We've all experienced a "gut feeling" - when we know deep down inside that something is true. That phenomenon aptly describes what scientists have now demonstrated: that the gut and the brain are more closely connected than we once thought, and in fact the health of one can affect the other.
We've all experienced a "gut feeling" - when we know deep down inside that something is true. That phenomenon and others (like "butterflies in the stomach") aptly describe what scientists have now demonstrated: that the gut and the brain are more closely connected than we once thought, and in fact the health of one can affect the other.
Capitalizing on this relatively new scientific concept, Ai-Ling Lin and her colleagues at the Sanders-Brown Center on Aging at the University of Kentucky have published two studies that demonstrate the effect of diet on cognitive health in animals.
The first, in Scientific Reports, demonstrated that neurovascular function improved in mice who followed a Ketogenic Diet regimen.
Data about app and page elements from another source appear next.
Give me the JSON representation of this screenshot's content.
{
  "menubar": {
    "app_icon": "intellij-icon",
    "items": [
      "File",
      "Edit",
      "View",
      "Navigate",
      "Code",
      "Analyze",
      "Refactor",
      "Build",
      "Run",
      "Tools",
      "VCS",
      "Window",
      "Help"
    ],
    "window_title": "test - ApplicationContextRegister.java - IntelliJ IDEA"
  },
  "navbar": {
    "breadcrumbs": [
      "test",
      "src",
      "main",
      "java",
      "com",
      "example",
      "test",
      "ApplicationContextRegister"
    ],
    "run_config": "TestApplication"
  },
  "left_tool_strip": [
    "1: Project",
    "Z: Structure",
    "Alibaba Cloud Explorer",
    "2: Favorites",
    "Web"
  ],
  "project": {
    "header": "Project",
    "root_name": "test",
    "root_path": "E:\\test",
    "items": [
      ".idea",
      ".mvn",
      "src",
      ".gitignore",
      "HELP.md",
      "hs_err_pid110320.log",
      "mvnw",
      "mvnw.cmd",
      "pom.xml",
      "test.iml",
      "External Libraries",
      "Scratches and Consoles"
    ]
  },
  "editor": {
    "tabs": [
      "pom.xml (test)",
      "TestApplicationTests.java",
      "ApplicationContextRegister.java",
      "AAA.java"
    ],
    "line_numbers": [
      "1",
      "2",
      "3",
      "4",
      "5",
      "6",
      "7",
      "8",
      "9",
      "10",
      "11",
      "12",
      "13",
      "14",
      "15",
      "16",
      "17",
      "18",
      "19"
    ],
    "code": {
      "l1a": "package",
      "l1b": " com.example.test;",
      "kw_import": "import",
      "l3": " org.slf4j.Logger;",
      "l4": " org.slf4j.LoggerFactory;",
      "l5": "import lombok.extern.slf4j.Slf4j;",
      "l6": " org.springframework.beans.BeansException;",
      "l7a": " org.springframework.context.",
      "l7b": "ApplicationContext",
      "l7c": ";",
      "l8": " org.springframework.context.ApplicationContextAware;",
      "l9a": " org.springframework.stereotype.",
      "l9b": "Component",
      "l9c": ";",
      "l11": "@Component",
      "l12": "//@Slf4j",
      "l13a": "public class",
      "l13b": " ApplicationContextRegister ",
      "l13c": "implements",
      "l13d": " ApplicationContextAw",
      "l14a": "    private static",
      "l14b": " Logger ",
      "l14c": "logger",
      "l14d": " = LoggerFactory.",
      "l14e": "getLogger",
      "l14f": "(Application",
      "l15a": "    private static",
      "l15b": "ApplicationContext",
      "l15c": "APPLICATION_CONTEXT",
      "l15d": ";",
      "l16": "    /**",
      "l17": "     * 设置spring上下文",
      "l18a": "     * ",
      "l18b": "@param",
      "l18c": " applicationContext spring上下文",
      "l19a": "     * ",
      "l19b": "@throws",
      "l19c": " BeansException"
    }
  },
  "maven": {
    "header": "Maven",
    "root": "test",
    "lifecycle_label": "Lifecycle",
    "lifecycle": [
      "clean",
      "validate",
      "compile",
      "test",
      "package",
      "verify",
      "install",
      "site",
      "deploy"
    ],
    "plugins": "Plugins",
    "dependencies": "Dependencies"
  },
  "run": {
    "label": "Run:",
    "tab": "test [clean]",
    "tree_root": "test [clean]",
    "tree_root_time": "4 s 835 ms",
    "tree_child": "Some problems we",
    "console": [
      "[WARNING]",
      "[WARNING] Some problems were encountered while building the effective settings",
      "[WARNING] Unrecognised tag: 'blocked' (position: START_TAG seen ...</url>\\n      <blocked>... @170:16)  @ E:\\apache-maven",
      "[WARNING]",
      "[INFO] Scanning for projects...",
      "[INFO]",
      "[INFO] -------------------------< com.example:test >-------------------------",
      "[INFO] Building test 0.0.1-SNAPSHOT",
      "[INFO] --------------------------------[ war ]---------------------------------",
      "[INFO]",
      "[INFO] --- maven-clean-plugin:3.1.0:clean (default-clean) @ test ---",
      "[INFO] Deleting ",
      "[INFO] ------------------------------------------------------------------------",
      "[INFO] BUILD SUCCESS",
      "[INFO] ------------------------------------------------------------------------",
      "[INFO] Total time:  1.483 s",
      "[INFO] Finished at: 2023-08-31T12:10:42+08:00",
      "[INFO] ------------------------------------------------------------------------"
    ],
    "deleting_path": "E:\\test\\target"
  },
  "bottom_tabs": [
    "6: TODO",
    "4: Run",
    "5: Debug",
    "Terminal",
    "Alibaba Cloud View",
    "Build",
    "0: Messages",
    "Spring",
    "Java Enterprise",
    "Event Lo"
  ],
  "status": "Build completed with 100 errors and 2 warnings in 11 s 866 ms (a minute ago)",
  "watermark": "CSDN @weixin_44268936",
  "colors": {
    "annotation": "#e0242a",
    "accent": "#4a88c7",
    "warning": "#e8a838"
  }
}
"Neurovascular integrity, including cerebral blood flow and blood-brain barrier function, plays a major role in cognitive ability," Lin said. "Recent science has suggested that neurovascular integrity might be regulated by the bacteria in the gut, so we set out to see whether the Ketogenic Diet enhanced brain vascular function and reduced neurodegeneration risk in young healthy mice."
Lin et al considered The Ketogenic Diet - characterized by high levels of fat and low levels of carbohydrates - a good candidate for the study, as it has previously shown positive effects for patients with other neurological disorders, including epilepsy, Parkinson's disease, and autism. Two groups of nine mice, aged 12-14 weeks, were given either the Ketogenic Diet (KD) or a regular diet. After 16 weeks, Lin et al saw that the KD mice had significant increases in cerebral blood flow, improved balance in the microbiome in the gut, lower blood glucose levels and body weight, and a beneficial increase in the process that clears amyloid-beta from the brain - a hallmark of Alzheimer's disease.
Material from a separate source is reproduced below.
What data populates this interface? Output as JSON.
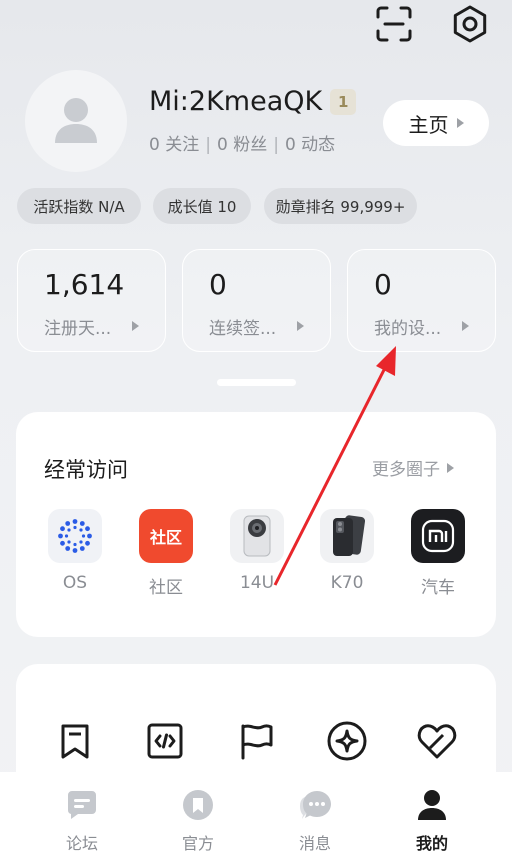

"While diet modifications, the Ketogenic Diet in particular, has demonstrated effectiveness in treating certain diseases, we chose to test healthy young mice using diet as a potential preventative measure," Lin said. "We were delighted to see that we might indeed be able to use diet to mitigate risk for Alzheimer's disease."
According to Lin, the beneficial effects seen from the Ketogenic Diet are potentially due to the inhibition of a nutrient sensor called mTOR (mechanistic target of rapamycin), which has shown to effect lifespan extension and health promotion. In addition to the Ketogenic Diet, Lin said, mTOR can also be inhibited by simple caloric restriction or the pharmaceutical rapamycin.
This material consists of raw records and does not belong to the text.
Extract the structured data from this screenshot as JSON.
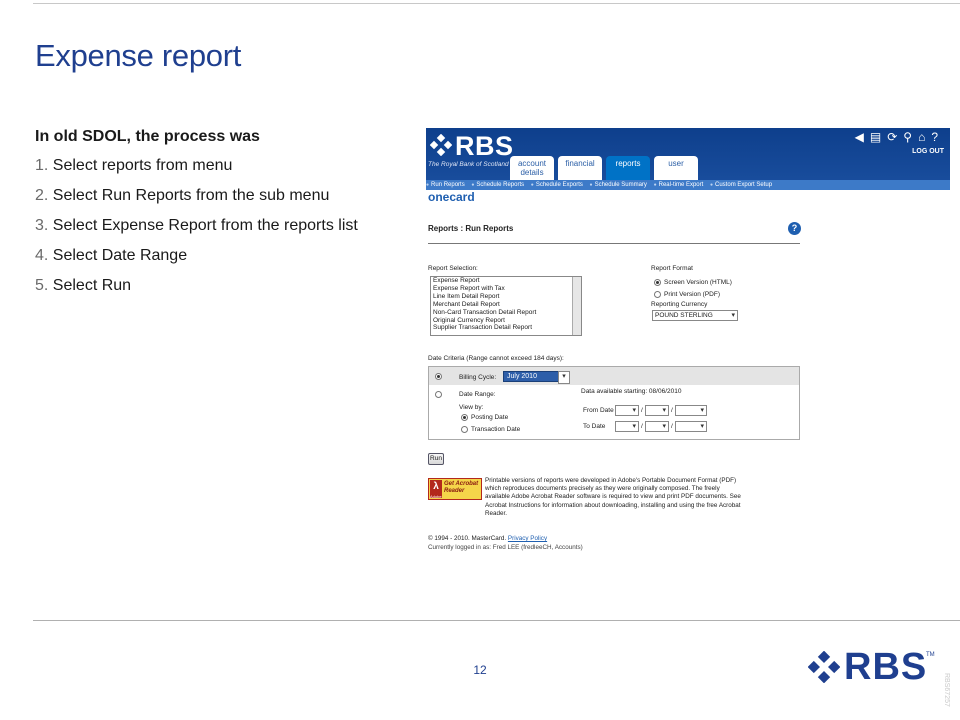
{
  "slide": {
    "title": "Expense report",
    "intro": "In old SDOL, the process was",
    "steps": [
      {
        "num": "1.",
        "text": "Select reports from menu"
      },
      {
        "num": "2.",
        "text": "Select Run Reports from the sub menu"
      },
      {
        "num": "3.",
        "text": "Select Expense Report from the reports list"
      },
      {
        "num": "4.",
        "text": "Select Date Range"
      },
      {
        "num": "5.",
        "text": "Select Run"
      }
    ],
    "page_number": "12",
    "footer_brand": "RBS",
    "footer_tm": "TM",
    "side_code": "RBS67257",
    "colors": {
      "brand_blue": "#1f3f8f",
      "banner_blue": "#0e3f8c"
    }
  },
  "app": {
    "brand": "RBS",
    "brand_tagline": "The Royal Bank of Scotland",
    "tabs": [
      "account details",
      "financial",
      "reports",
      "user"
    ],
    "active_tab": "reports",
    "toolbar_icons": [
      "back-icon",
      "print-icon",
      "refresh-icon",
      "search-icon",
      "home-icon",
      "help-icon"
    ],
    "logout_label": "LOG OUT",
    "subnav": [
      "Run Reports",
      "Schedule Reports",
      "Schedule Exports",
      "Schedule Summary",
      "Real-time Export",
      "Custom Export Setup"
    ],
    "product": "onecard",
    "page_heading": "Reports : Run Reports",
    "help_label": "?",
    "report_selection_label": "Report Selection:",
    "report_options": [
      "Expense Report",
      "Expense Report with Tax",
      "Line Item Detail Report",
      "Merchant Detail Report",
      "Non-Card Transaction Detail Report",
      "Original Currency Report",
      "Supplier Transaction Detail Report"
    ],
    "report_format_label": "Report Format",
    "format_options": [
      "Screen Version (HTML)",
      "Print Version (PDF)"
    ],
    "format_selected": "Screen Version (HTML)",
    "currency_label": "Reporting Currency",
    "currency_value": "POUND STERLING",
    "date_criteria_label": "Date Criteria (Range cannot exceed 184 days):",
    "billing_cycle_label": "Billing Cycle:",
    "billing_cycle_value": "July 2010",
    "date_range_label": "Date Range:",
    "data_available": "Data available starting: 08/06/2010",
    "view_by_label": "View by:",
    "view_by_options": [
      "Posting Date",
      "Transaction Date"
    ],
    "from_date_label": "From Date",
    "to_date_label": "To Date",
    "date_separator": "/",
    "run_label": "Run",
    "acrobat_badge": "Get Acrobat Reader",
    "acrobat_badge_adobe": "Adobe",
    "acrobat_text": "Printable versions of reports were developed in Adobe's Portable Document Format (PDF) which reproduces documents precisely as they were originally composed. The freely available Adobe Acrobat Reader software is required to view and print PDF documents. See Acrobat Instructions for information about downloading, installing and using the free Acrobat Reader.",
    "copyright": "© 1994 - 2010. MasterCard.",
    "privacy_label": "Privacy Policy",
    "logged_in": "Currently logged in as: Fred LEE (fredleeCH, Accounts)"
  }
}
The second study, published in Frontiers in Aging Neuroscience, used neuroimaging techniques to explore in vivo the effects of rapamycin, the Ketogenic Diet, or simple caloric restriction on the cognitive function of both young and aging mice.
"Our earlier work already demonstrated the positive effect rapamycin and caloric restriction had on neurovascular function," Lin said. "We speculated that neuroimaging might allow us to see those changes in the living brain."
Even more tantalizing: her data suggested that caloric restriction functioned as a sort of "fountain of youth" for aging rodents, whose neurovascular and metabolic functions were better than those of young mice on an unrestricted diet.
Lin emphasizes that it's too early to know whether the regimens will confer the same benefit in humans, but since rapamycin and other mTOR inhibitors have already been approved by the FDA and are widely prescribed for other diseases, it's realistic to think that study in humans could follow relatively quickly.
Linda Van Eldik, Ph.D., Director of the UK Sanders-Brown Center on Aging, said that Lin's work justifies a transition to similar studies in humans, since all of the methods Lin used in animal models can be readily applied to humans.
"Ai-Ling's lab was the first to use neuroimaging to see these changes in a living brain, and the potential link to changes in the gut microbiome," she said. "Her work has tremendous implications for future clinical trials of neurological disorders in aging populations."
Lin and her lab are already doing just that; designing a clinical trial to understand the role of the gut microbiome in neurovascular dysfunction (a risk factor for AD) and in healthy aging.
"We will use neuroimaging to identify the association between gut microbiome balance and brain vascular function in individuals over 50 years of age, with an ultimate goal to design and test nutritional and pharmacological interventions that will prevent Alzheimer's disease," she said.